Duda now has 11 doubles, 11 home runs and a .336 on-base percentage. Considering Duda is hitting just .228, his on-base percentage is very impressive. He also has seven home runs in pitcher-friendly Citi Field.
The Mets were hoping Duda would develop into a complete and consistent hitter. That does not appear to be the case, but Duda is a powerful left-handed bat with great discipline.
Whether or not the Mets try to trade Duda at some point this season, he has quietly gotten on base at a solid pace. Duda’s biggest flaw, though, is hitting with men on base. Of Duda’s 11 home runs, 10 of them are solo home runs. With runners on, he is hitting just .202, and with runners in scoring position he is hitting .152.

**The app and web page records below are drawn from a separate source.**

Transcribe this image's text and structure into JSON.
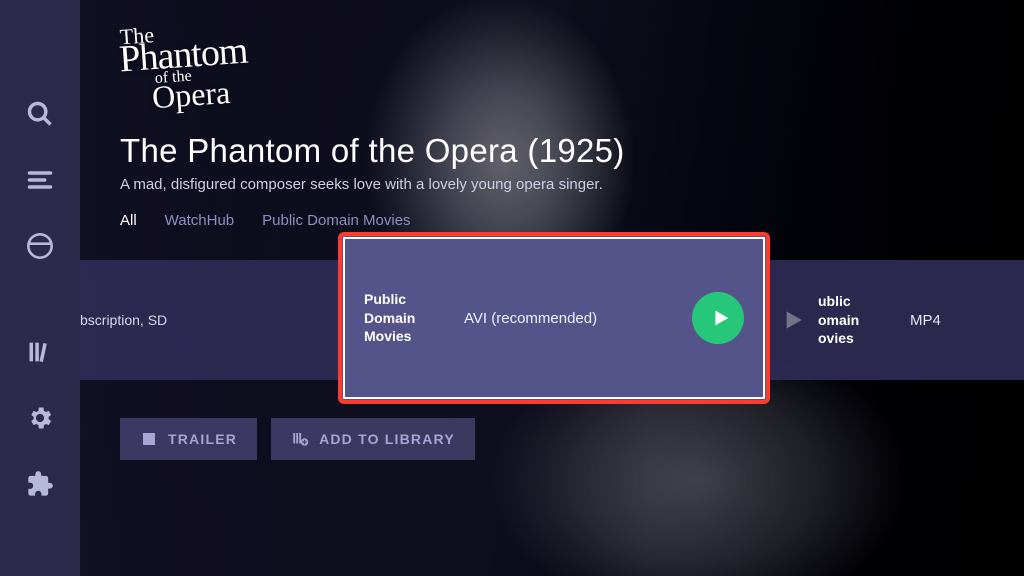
{
  "movie": {
    "title": "The Phantom of the Opera (1925)",
    "synopsis": "A mad, disfigured composer seeks love with a lovely young opera singer."
  },
  "tabs": {
    "all": "All",
    "watchhub": "WatchHub",
    "pdm": "Public Domain Movies"
  },
  "streams": {
    "left_clip": "bscription, SD",
    "highlight": {
      "provider": "Public Domain Movies",
      "format": "AVI (recommended)"
    },
    "right": {
      "provider_l1": "ublic",
      "provider_l2": "omain",
      "provider_l3": "ovies",
      "format": "MP4"
    }
  },
  "actions": {
    "trailer": "TRAILER",
    "add_library": "ADD TO LIBRARY"
  }
}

Regardless, Duda has arguably been one of the best hitters on the Mets not named David Wright or Daniel Murphy. That may not be saying much, but Duda has certainly been an underappreciated asset in this lineup.
Turner has played in five different positions this season and is quietly hitting .281.
Despite getting irregular playing time, Justin Turner has consistently produced for the Mets this season.
Turner has usually been a force as a pinch hitter; yet, despite massive struggles in that role, he is hitting .281. Take away Turner’s abnormal struggles as a pinch hitter, and he is hitting .313.
Turner has been an invaluable role player for the Mets. He has played five different positions this season, including all four infield positions.
Moreover, Turner has some very reliable offensive numbers. He is hitting .316 against righties and .292 at home. More importantly, Turner is hitting .323 with runners on base, which is a situation the Mets have hopelessly struggled with all season long.
Turner, perhaps, is not an everyday player, because in his 89 at-bats he has totaled just six extra-base hits—all of which are doubles. Nonetheless, he is able to fill in at a number of defensive positions and provide a consistent bat at the plate.
The Mets will need a key role player like Turner, and he has quietly produced well for an otherwise inept Mets offense.
Rice's numbers have declined this month, but part of that is due to fatigue; he is on pace for almost 100 relief appearances this season.
In classic Mets fashion, the Mets are preparing to use a promising left-handed reliever for every ounce he is worth. Scott Rice has already pitched in 36 games and is on pace for a team record 93 appearances.
Rice has been a feel-good story for the team as a 31-year-old rookie, but his pitching has slowly dissipated. Fatigue certainly has to be a factor.
After posting a 1.88 ERA in April, Rice’s ERA has ballooned to 4.40 on the season. In five appearances this month Rice has a 19.29 ERA, while opposing batters are hitting .455.
Rice’s numbers are mediocre at this point, but when given a normal amount of rest, he has been a quality reliever.
Pitching on zero days of rest, opposing batters hit .333 against Rice. By comparison, on one day and two days of rest, opponents hit just .125 and .200, respectively. In total, opponents are only hitting .222 against Rice all season, and lefties hit a paltry .169.
Rice could be a very effective left-handed reliever. However, the Mets have severely hindered his ERA and walk numbers by using his arm almost every game.
He has been an extremely overused and underappreciated asset on this team, and in my opinion is the most underappreciated player on the Mets.
Stats and/or info via ESPN.com, MLB.com, Baseball Reference